Cattle smuggling on India-Bangladesh border in Bengal sets off alarm bells
Hundreds of cattle were illegally sent from India to Bangladesh within a couple of days this week, according to officials of the Border Security Force (BSF) on Thursday, who said the smugglers were tying the animals to a rudimentary raft and using a flooded river that runs between the two countries to send them across the border — a method not seen before.
Tens of thousands of cattle are estimated to be smuggled to Bangladesh annually through the porous 2,216-km India-Bangladesh border in West Bengal. Between Tuesday and Wednesday, 261 cattle being smuggled through the Padma river were seized -- compared to the single-digit numbers seen every day on an average.

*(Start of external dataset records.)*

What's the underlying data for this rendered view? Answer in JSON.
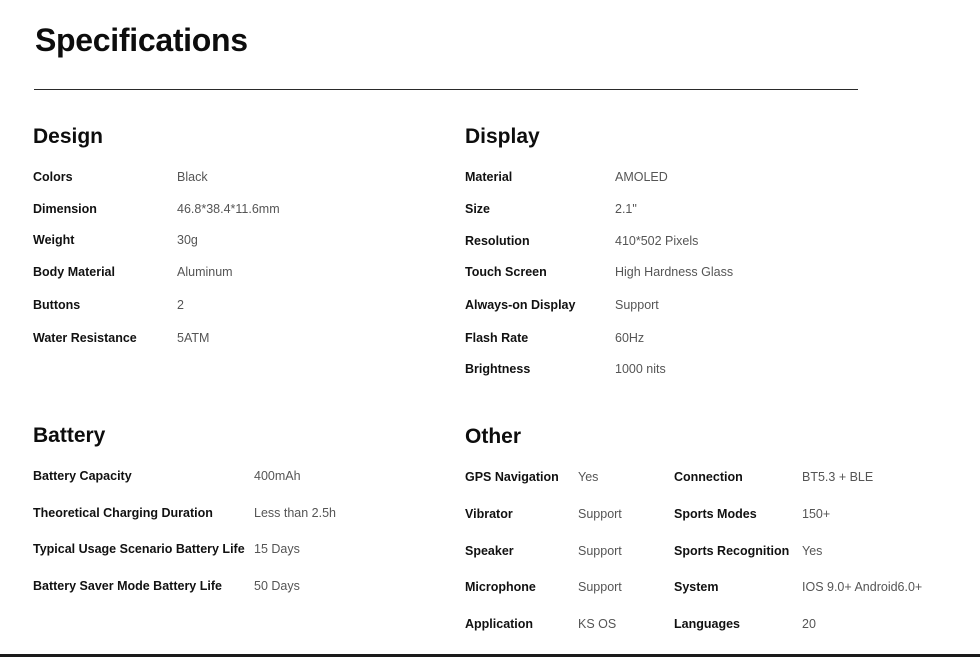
{
  "page_title": "Specifications",
  "design": {
    "heading": "Design",
    "rows": [
      {
        "label": "Colors",
        "value": "Black"
      },
      {
        "label": "Dimension",
        "value": "46.8*38.4*11.6mm"
      },
      {
        "label": "Weight",
        "value": "30g"
      },
      {
        "label": "Body Material",
        "value": "Aluminum"
      },
      {
        "label": "Buttons",
        "value": "2"
      },
      {
        "label": "Water Resistance",
        "value": "5ATM"
      }
    ]
  },
  "display": {
    "heading": "Display",
    "rows": [
      {
        "label": "Material",
        "value": "AMOLED"
      },
      {
        "label": "Size",
        "value": "2.1\""
      },
      {
        "label": "Resolution",
        "value": "410*502 Pixels"
      },
      {
        "label": "Touch Screen",
        "value": "High Hardness Glass"
      },
      {
        "label": "Always-on Display",
        "value": "Support"
      },
      {
        "label": "Flash Rate",
        "value": "60Hz"
      },
      {
        "label": "Brightness",
        "value": "1000 nits"
      }
    ]
  },
  "battery": {
    "heading": "Battery",
    "rows": [
      {
        "label": "Battery Capacity",
        "value": "400mAh"
      },
      {
        "label": "Theoretical Charging Duration",
        "value": "Less than 2.5h"
      },
      {
        "label": "Typical Usage Scenario Battery Life",
        "value": "15 Days"
      },
      {
        "label": "Battery Saver Mode Battery Life",
        "value": "50 Days"
      }
    ]
  },
  "other": {
    "heading": "Other",
    "left_rows": [
      {
        "label": "GPS Navigation",
        "value": "Yes"
      },
      {
        "label": "Vibrator",
        "value": "Support"
      },
      {
        "label": "Speaker",
        "value": "Support"
      },
      {
        "label": "Microphone",
        "value": "Support"
      },
      {
        "label": "Application",
        "value": "KS OS"
      }
    ],
    "right_rows": [
      {
        "label": "Connection",
        "value": "BT5.3 + BLE"
      },
      {
        "label": "Sports Modes",
        "value": "150+"
      },
      {
        "label": "Sports Recognition",
        "value": "Yes"
      },
      {
        "label": "System",
        "value": "IOS 9.0+ Android6.0+"
      },
      {
        "label": "Languages",
        "value": "20"
      }
    ]
  }
}
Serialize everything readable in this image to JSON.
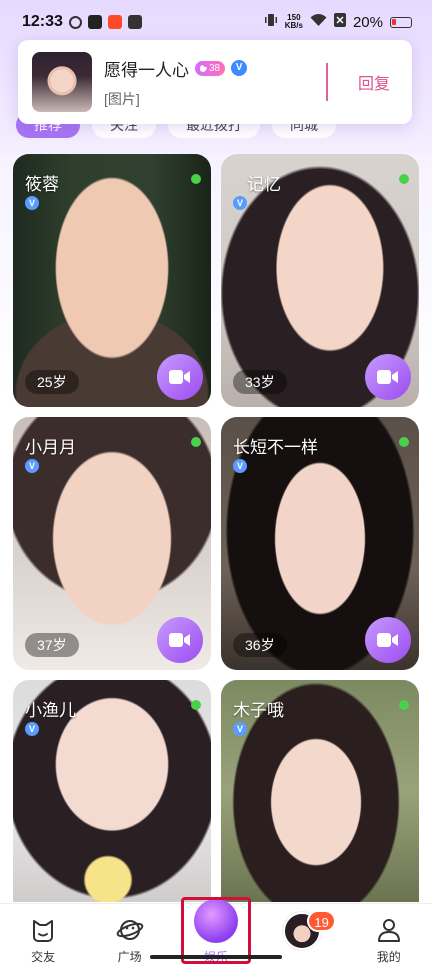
{
  "status_bar": {
    "time": "12:33",
    "net_speed_value": "150",
    "net_speed_unit": "KB/s",
    "battery": "20%"
  },
  "notification": {
    "name": "愿得一人心",
    "level": "38",
    "message": "[图片]",
    "reply_label": "回复"
  },
  "tabs": [
    "推荐",
    "关注",
    "最近拨打",
    "同城"
  ],
  "cards": [
    {
      "name": "筱蓉",
      "age": "25岁"
    },
    {
      "name": "记忆",
      "age": "33岁"
    },
    {
      "name": "小月月",
      "age": "37岁"
    },
    {
      "name": "长短不一样",
      "age": "36岁"
    },
    {
      "name": "小渔儿",
      "age": ""
    },
    {
      "name": "木子哦",
      "age": ""
    }
  ],
  "nav": {
    "items": [
      {
        "label": "交友"
      },
      {
        "label": "广场"
      },
      {
        "label": "娱乐"
      },
      {
        "label": ""
      },
      {
        "label": "我的"
      }
    ],
    "badge_count": "19"
  },
  "colors": {
    "accent": "#a466f2",
    "reply": "#e0508f",
    "online": "#4ad14a",
    "badge": "#ff5a33",
    "highlight": "#d0103a"
  }
}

“The river is so wide that it is not easy for anyone to chase and seize cattle using boats. Moreover, smugglers prefer to send cattle after sunset to avoid detection,” said an officer of the BSF, asking not to be named.
The official added that smugglers are using floods in the river to devise a new method -- the heads of the bovines are placed between two banana tree trunks and bound together before they are pushed in the water from where the currents take them to the other side.
BSF’s South Bengal Frontier spokesman, SS Guleria said the problem is worse at places where the river widens. “At some points, where the river is not very wide, we are using nylon nets to prevent cattle smuggling,” he said, accusing some state police officials of helping the suspects.
“We have sought the help of [West Bengal] director general of police to seize cattle laden trucks before they reach border areas,” he added.
A second BSF officer, who asked not to be named, said the smugglers drop cattle mainly at places where the river is over 700-800 metres wide. “The water currents take some cattle to Bangladesh before they could be captured,” this official added.
Three Bangladeshi nationals, Jahirul Islam, 25, Md Rocky, 19, and Md Dalim Riza, 26, were arrested for the smuggling that was detected on Tuesday and Wednesday.
Residents said the demand for cattle in Bangladesh has been going up ahead of Eid festivities in the second week of August.
“Every year before Bakr-Eid the demand for cattle rises in Bangladesh,” said Ataur Ali, a resident of Raghunathganj in Murshidabad district.
According to BSF data, 38,950 cattle were seized from the South Bengal border covering North 24 Parganas, Nadia, Murshidabad and Malda districts in 2018. This year, 16,350 cattle have been seized and 50 Bangladeshi and 70 Indian smugglers arrested so far.
“We are alert about any efforts of smuggling across the border and would thwart it,” said Prasenjit Banerjee, sub-divisional police officer of Jangipur, where the recent seizures have been made.